The Challenger 300, the Global Express and the Global 5000 built by Bombardier are a very important part in the journeys that His Highness the Aga Khan undertakes to meet his Ismaili followers around the world and to perform work related to his role as the head of the Aga Khan Development Network. Many photo hobbyists have captured the 49th Ismaili Imam’s jets through their lenses. To view a selection, please click:
In our concluding part of the series on Naser-e Khosraw’s travels, the Ismaili poet, philosopher and traveller provides a grim look at the merciless deserts of Arabia and the predatory ways of the Arab Bedouin. He encounters camel riding pirates, and the price of safe-passage costs him and his party their money and their clothes. But he also finds great consolation during a nine-month stay in the city of Lhasa. Read his fascinating account by clicking Naser-e Khosraw’s Dangerous Homeward Journey: From “One Thousand Roads to Mecca” by Michael Wolfe or on the following image:

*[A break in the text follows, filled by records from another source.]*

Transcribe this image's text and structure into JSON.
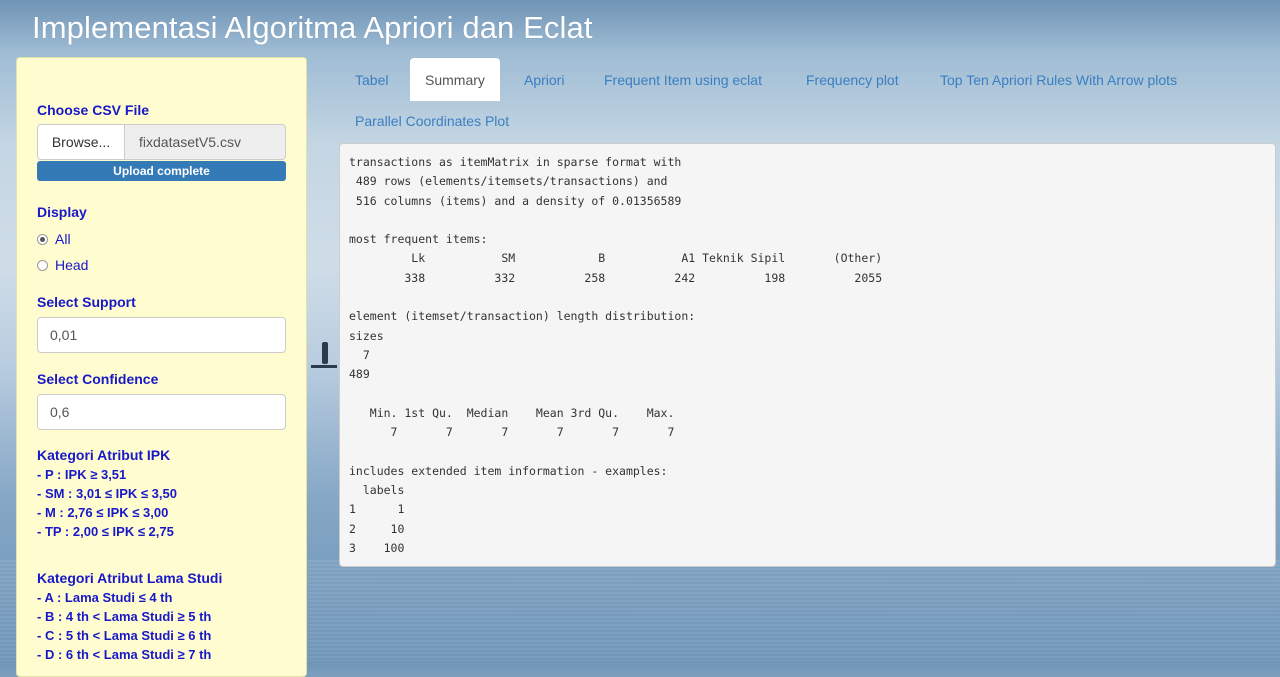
{
  "app": {
    "title": "Implementasi Algoritma Apriori dan Eclat"
  },
  "sidebar": {
    "csv_label": "Choose CSV File",
    "browse_label": "Browse...",
    "file_name": "fixdatasetV5.csv",
    "upload_status": "Upload complete",
    "upload_progress_percent": 100,
    "display_label": "Display",
    "display_options": [
      {
        "label": "All",
        "checked": true
      },
      {
        "label": "Head",
        "checked": false
      }
    ],
    "support_label": "Select Support",
    "support_value": "0,01",
    "confidence_label": "Select Confidence",
    "confidence_value": "0,6",
    "ipk": {
      "title": "Kategori Atribut IPK",
      "items": [
        "- P : IPK ≥ 3,51",
        "- SM : 3,01 ≤ IPK ≤ 3,50",
        "- M : 2,76 ≤ IPK ≤ 3,00",
        "- TP : 2,00 ≤ IPK ≤ 2,75"
      ]
    },
    "lama_studi": {
      "title": "Kategori Atribut Lama Studi",
      "items": [
        "- A : Lama Studi ≤ 4 th",
        "- B : 4 th < Lama Studi ≥ 5 th",
        "- C : 5 th < Lama Studi ≥ 6 th",
        "- D : 6 th < Lama Studi ≥ 7 th"
      ]
    }
  },
  "tabs": [
    {
      "label": "Tabel",
      "active": false
    },
    {
      "label": "Summary",
      "active": true
    },
    {
      "label": "Apriori",
      "active": false
    },
    {
      "label": "Frequent Item using eclat",
      "active": false
    },
    {
      "label": "Frequency plot",
      "active": false
    },
    {
      "label": "Top Ten Apriori Rules With Arrow plots",
      "active": false
    },
    {
      "label": "Parallel Coordinates Plot",
      "active": false
    }
  ],
  "summary_output": "transactions as itemMatrix in sparse format with\n 489 rows (elements/itemsets/transactions) and\n 516 columns (items) and a density of 0.01356589\n\nmost frequent items:\n         Lk           SM            B           A1 Teknik Sipil       (Other)\n        338          332          258          242          198          2055\n\nelement (itemset/transaction) length distribution:\nsizes\n  7\n489\n\n   Min. 1st Qu.  Median    Mean 3rd Qu.    Max.\n      7       7       7       7       7       7\n\nincludes extended item information - examples:\n  labels\n1      1\n2     10\n3    100"
}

In 1989, Shamas Nanjijuma was called upon to serve lunch to His Highness the Aga Khan and Ismaili leaders at the rooftop Islamic Garden at London’s Ismaili Centre. This website’s companion photo blog, www.simergphotos.com, is pleased to publish a small, yet rare collection of photos from Nanjijuma’s personal collection. Please click His Highness the Aga Khan with Ismaili Leaders and Volunteers at the London Ismaili Centre’s Rooftop Garden or on the image below.
Readers who live(d) in Zanzibar or Tanzania, have visited the marvellous East African countries, or are somewhat familiar with the beautiful continent of Africa, will be thrilled to view a collection of photos dated 1936 at Simerg’s companion website, www.simergphotos.com. The photos are from the Matson (G. Eric and Edith) Photograph Collection which is housed at the US Library of Congress. Please click Beautiful People and Places of Zanzibar and Tanganyika: Photos from 1936 or on the image below.
In History in Quotations, which reflects five thousand years of World History, authors M. J. Cohen and John Major write as follows:
‘He of whom I am the Mawla (patron), Ali is his Mawla. O God, be the friend of him who is his friend and be the enemy of his enemy.’
“This became the proof text for the Shia claim that Ali, the Prophet’s cousin and son-in-law, was the Prophet’s rightful successor after the Prophet’s death in 632. The meaning of Mawla here probably implies the role of patron, lord or protector.”
The authors then sum up by stating that through the use of the term Mawla, Prophet Muhammad (s.a.s.) was giving Mawlana Ali (a.s.) the parity with himself in this function. Dr. Aziz Kurwa, a long serving member of the Ismaili community, takes us to the beginning of Islamic and Ismaili history and imaginatively constructs the role he played as a volunteer on that eventful and historic occasion, a day which was described by one of our readers as “an introduction to a new world order”. Aziz Kurwa was among the thirty-one who contributed to Simerg’s highly acclaimed series I Wish I’d Been There.
Please click on image below or: Volunteering at the Dawn of the Age of Imamat
In our classic series, I Wish I’d Been There, we had asked our readers to pick up one incident in Ismaili History which they would like to have witnessed. One of the thirty-one contributors for the series, Ismaili missionary (Alwaez), teacher and writer Jehangir Merchant, went back 1400 years to the beginnings of Islamic history and imaginatively constructed a picture of the iconic event when Prophet Muhammad (s.a.s) raised the hand of Hazrat Ali (a.s.) and declared, “He of whom I am the Mawla, Ali is also the Mawla!” Based on authoritative sources, this piece by a long-serving Alwaez shows his vast knowledge and flair, and brings alive a pivotal time in human history.
“The measure of the Imam’s achievement can be gauged from the phenomenal progress of the Ismaili Community during the Imam’s regime. The community’s proud position in modern civilization during the course of only about half a century, is a saga of success with probably no parallel in history…the Imam was the architect of this modern miracle…The resurgence of the Ismaili Community, literally from rags to riches, is a fitting monument to the Imam’s indefatigable efforts”